Overall this is a very masculine, formal citrus floral in my books. Not something I regularly reach for but it certainly earns its place in my wardrobe. Definitely one to try if you can find.
Its only now, after a few months of owning Eau Sauvage Extreme, and on perhaps its 6th or 7th outing that I have finally understood this curiously difficult fragrance. After all, Eau Sauvage is immediately recognisable and so beautifully simple in its elegance that it defies logic that this Extreme version should be so hard to comprehend and indeed at times so hard to love.
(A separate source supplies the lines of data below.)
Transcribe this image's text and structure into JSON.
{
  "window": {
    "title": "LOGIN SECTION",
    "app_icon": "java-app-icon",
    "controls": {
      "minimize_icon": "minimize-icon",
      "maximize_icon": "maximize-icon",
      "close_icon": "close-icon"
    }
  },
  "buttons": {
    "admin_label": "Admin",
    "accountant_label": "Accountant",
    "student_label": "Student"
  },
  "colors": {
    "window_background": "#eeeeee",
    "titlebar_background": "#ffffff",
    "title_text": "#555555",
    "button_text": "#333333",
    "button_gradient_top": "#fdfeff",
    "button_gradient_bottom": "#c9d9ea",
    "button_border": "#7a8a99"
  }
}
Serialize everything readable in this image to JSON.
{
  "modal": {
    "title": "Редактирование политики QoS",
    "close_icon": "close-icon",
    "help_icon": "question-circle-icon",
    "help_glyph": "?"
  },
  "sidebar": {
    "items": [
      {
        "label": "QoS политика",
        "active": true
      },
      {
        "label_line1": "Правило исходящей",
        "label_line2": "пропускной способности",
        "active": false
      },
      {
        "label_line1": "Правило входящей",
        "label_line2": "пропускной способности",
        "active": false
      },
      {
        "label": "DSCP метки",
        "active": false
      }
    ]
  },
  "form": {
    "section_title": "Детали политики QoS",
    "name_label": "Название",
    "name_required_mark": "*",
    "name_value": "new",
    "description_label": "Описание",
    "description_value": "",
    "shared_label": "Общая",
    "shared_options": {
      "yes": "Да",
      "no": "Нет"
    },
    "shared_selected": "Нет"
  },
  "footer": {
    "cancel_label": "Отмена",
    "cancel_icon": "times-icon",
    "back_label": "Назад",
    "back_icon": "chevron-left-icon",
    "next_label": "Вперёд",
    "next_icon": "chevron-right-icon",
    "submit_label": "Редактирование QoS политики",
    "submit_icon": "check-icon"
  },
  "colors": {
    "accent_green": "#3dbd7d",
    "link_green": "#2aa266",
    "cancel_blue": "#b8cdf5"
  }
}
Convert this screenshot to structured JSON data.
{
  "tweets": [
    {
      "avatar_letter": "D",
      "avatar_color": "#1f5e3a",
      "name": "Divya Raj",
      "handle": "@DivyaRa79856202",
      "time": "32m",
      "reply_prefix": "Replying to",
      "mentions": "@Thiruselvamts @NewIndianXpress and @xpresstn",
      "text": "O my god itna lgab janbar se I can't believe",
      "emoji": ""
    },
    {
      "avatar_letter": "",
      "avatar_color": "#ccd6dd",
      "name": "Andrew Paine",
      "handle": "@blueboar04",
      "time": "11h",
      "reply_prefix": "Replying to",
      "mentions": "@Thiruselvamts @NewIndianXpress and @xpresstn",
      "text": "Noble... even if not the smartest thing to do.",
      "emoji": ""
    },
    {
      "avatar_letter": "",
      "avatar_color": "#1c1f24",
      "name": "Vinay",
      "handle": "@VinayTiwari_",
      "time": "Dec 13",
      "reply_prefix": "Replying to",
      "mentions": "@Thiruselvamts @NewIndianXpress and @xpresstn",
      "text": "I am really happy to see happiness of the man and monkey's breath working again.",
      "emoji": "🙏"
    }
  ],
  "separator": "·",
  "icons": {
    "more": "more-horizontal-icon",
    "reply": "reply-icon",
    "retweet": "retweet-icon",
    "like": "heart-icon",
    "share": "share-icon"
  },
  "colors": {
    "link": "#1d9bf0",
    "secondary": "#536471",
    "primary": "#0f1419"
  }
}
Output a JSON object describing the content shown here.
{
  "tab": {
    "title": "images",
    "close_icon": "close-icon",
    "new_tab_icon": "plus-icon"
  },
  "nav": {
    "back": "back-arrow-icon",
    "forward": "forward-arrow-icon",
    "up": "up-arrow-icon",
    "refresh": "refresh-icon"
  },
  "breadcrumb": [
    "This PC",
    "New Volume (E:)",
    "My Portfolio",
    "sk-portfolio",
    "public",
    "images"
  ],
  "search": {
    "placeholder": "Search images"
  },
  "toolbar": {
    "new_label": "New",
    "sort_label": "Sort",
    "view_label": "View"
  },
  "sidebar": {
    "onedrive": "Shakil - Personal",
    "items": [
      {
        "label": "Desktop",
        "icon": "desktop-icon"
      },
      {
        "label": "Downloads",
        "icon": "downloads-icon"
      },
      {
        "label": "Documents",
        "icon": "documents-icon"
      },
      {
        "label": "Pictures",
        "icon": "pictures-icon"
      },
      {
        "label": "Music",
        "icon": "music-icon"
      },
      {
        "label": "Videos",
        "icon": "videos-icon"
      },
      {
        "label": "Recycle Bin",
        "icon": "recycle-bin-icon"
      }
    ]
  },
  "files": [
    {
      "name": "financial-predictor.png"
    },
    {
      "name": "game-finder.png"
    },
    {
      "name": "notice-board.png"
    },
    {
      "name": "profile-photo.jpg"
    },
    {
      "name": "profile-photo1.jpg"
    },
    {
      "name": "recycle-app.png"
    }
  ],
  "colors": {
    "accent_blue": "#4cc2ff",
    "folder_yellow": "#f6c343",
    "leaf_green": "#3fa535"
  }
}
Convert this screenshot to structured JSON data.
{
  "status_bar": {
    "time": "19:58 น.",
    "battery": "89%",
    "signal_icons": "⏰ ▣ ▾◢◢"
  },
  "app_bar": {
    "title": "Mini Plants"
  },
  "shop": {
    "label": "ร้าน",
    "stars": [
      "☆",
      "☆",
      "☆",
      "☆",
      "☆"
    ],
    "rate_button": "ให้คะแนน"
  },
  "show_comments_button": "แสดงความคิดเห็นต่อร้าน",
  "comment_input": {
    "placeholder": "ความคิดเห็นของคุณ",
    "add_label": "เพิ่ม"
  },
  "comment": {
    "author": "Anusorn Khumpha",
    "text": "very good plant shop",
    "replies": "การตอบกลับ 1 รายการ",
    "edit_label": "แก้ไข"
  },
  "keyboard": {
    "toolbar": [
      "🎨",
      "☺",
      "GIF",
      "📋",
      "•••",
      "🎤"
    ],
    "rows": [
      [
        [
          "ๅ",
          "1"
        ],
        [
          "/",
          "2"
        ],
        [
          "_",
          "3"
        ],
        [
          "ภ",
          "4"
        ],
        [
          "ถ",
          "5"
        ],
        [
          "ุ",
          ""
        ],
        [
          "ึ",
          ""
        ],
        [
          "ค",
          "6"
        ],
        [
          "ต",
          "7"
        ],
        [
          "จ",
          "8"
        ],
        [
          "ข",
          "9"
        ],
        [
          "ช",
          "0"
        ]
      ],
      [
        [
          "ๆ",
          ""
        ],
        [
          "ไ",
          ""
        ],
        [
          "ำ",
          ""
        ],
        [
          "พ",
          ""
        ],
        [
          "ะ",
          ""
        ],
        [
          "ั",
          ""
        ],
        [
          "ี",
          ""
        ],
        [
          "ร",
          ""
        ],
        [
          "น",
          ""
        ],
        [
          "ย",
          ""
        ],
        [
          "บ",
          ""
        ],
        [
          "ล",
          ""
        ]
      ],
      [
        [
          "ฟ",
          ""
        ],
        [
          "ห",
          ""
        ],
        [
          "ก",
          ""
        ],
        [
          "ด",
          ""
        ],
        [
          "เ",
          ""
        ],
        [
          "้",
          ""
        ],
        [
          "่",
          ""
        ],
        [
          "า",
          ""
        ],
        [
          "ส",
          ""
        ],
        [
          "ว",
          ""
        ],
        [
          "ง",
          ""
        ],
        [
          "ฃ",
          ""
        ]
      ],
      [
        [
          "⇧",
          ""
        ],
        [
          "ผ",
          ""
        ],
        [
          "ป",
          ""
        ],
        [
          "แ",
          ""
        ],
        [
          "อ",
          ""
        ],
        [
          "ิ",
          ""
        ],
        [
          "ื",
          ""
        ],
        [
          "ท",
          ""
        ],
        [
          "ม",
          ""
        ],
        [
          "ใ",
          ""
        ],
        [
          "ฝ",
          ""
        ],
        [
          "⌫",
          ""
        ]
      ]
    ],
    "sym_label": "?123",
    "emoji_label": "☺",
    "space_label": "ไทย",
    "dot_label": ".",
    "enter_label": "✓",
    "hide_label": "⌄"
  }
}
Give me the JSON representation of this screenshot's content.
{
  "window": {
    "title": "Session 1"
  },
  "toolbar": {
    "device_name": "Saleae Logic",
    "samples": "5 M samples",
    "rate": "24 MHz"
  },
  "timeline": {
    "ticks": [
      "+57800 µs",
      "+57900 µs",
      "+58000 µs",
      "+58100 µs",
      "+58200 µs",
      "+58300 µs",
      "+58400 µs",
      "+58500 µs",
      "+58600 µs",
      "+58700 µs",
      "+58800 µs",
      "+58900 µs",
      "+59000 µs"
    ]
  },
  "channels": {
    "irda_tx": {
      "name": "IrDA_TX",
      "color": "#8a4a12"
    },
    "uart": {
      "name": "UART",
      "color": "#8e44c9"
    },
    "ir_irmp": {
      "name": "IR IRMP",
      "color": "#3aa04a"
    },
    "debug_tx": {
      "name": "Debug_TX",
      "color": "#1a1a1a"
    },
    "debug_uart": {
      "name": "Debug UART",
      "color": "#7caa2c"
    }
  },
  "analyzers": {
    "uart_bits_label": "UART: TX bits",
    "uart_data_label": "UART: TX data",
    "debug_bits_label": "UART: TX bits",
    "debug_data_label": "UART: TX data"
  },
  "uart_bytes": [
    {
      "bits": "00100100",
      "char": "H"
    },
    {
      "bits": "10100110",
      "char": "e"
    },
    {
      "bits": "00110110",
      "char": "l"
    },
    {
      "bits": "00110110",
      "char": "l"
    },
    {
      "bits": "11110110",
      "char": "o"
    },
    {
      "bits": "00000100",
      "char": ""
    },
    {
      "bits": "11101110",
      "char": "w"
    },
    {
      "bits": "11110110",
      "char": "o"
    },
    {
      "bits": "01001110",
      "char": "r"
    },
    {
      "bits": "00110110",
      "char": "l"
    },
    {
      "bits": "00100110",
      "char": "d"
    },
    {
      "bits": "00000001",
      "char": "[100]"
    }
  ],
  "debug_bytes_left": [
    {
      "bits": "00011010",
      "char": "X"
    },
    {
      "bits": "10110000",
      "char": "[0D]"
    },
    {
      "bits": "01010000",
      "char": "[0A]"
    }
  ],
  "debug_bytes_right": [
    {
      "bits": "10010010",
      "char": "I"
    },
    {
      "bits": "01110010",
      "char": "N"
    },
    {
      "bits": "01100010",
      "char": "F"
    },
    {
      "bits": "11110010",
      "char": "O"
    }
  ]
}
It is most certainly its own fragrance that at first sniff seems to have little in common with its older sibling. Strong, sharp, pungeant, sour - just some of the immediate reactions that Eau Sauvage Extreme can induce upon introduction. Truth be told it does not smell good on paper. It does not even smell that terrific sprayed on the wrist. This is a very formal, refined, masculine scent that demands very careful application. One spray on the chest and one or two sprays on the collarbone will be absolutely plenty for most people. Spray this on your hand or wrist and shove it up to your nose and you will experience exactly what others reviewers here encountered and no-one would blame you in recoiling in shock. How could this possibily be related to the classic Eau Sauvage? Well it most certainly is. Yet it is far darker and broodier. Its confident and self-assured in a 80s way. Its not quite Wall Street/Gordon Gecko or City of London/Braces & bowler hats...but not far off.
Eau Sauvage Extreme smells very good from a distance once it has settled. It is one of those colognes that creates a very nice fragrant aura around the wearer as it reacts with body heat. The somewhat sour Lavender and sharpness of the Broom will never please some. It is not a superstrength version of the original. It is a variation on Eau Sauvage that goes off in a different direction while never entirely betraying its parentage it certainly marks out its own territory.
It's taken me some time to appreciate this fragrance and especially on how to wear it but now it has 'clicked' and fallen into place. I can't say that I will buy this again as it will take many years to get through this 100ml bottle. Eau Sauvage Extreme is being relaunched soon. It'll be very interesting to see if it is reformulated either into something new or as a longer lasting take on the original 1966 fragrance. If it is the latter then I know many people will be ecstatic myself included. But I will remember Extreme as being a hard to understand but ultimately classy addition to the Dior house.
I have both the EDT and the EDP. The EDT starts with an exhilarating burst of sparkling sweet citrus that on my skin quickly settles into vanilla and sandal. There is a faint undertone of soft leather throughout though I would never class this as a leather fragrance despite its connotations of all things equestrian. Its very classy and wearable for almost all occasions. The EDP is a different beast. Its still absolutely Habit Rouge but has an additional oud note that is reminiscent of YSL M7 which is no bad thing. The opening citrus is very much subdued in the EDP and the overall oriental effect is pronounced. Personally I find the EDT more pleasing over all.